<<<<

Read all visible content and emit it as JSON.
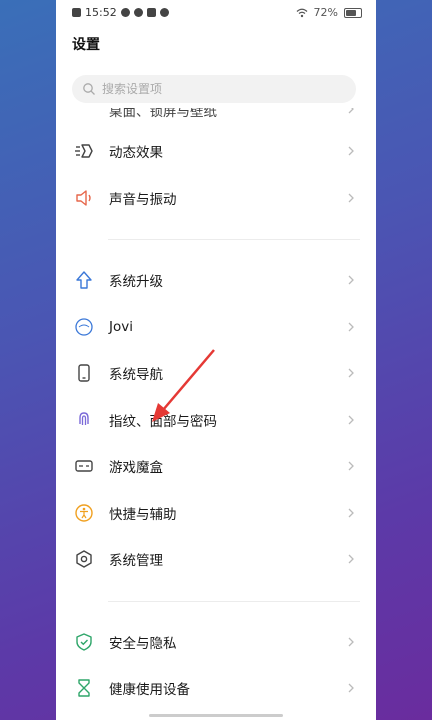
{
  "status": {
    "time": "15:52",
    "battery": "72%"
  },
  "page_title": "设置",
  "search": {
    "placeholder": "搜索设置项"
  },
  "items": {
    "wallpaper": "桌面、锁屏与壁纸",
    "animation": "动态效果",
    "sound": "声音与振动",
    "update": "系统升级",
    "jovi": "Jovi",
    "navigation": "系统导航",
    "biometrics": "指纹、面部与密码",
    "game": "游戏魔盒",
    "shortcut": "快捷与辅助",
    "system_mgmt": "系统管理",
    "security": "安全与隐私",
    "health": "健康使用设备"
  },
  "colors": {
    "annotation_arrow": "#e53935",
    "accent_blue": "#3b78d8"
  }
}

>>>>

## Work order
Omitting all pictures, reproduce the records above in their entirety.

## Reply
Read all visible content and emit it as JSON.
{
  "status": {
    "time": "15:52",
    "battery": "72%"
  },
  "page_title": "设置",
  "search": {
    "placeholder": "搜索设置项"
  },
  "items": {
    "wallpaper": "桌面、锁屏与壁纸",
    "animation": "动态效果",
    "sound": "声音与振动",
    "update": "系统升级",
    "jovi": "Jovi",
    "navigation": "系统导航",
    "biometrics": "指纹、面部与密码",
    "game": "游戏魔盒",
    "shortcut": "快捷与辅助",
    "system_mgmt": "系统管理",
    "security": "安全与隐私",
    "health": "健康使用设备"
  },
  "colors": {
    "annotation_arrow": "#e53935",
    "accent_blue": "#3b78d8"
  }
}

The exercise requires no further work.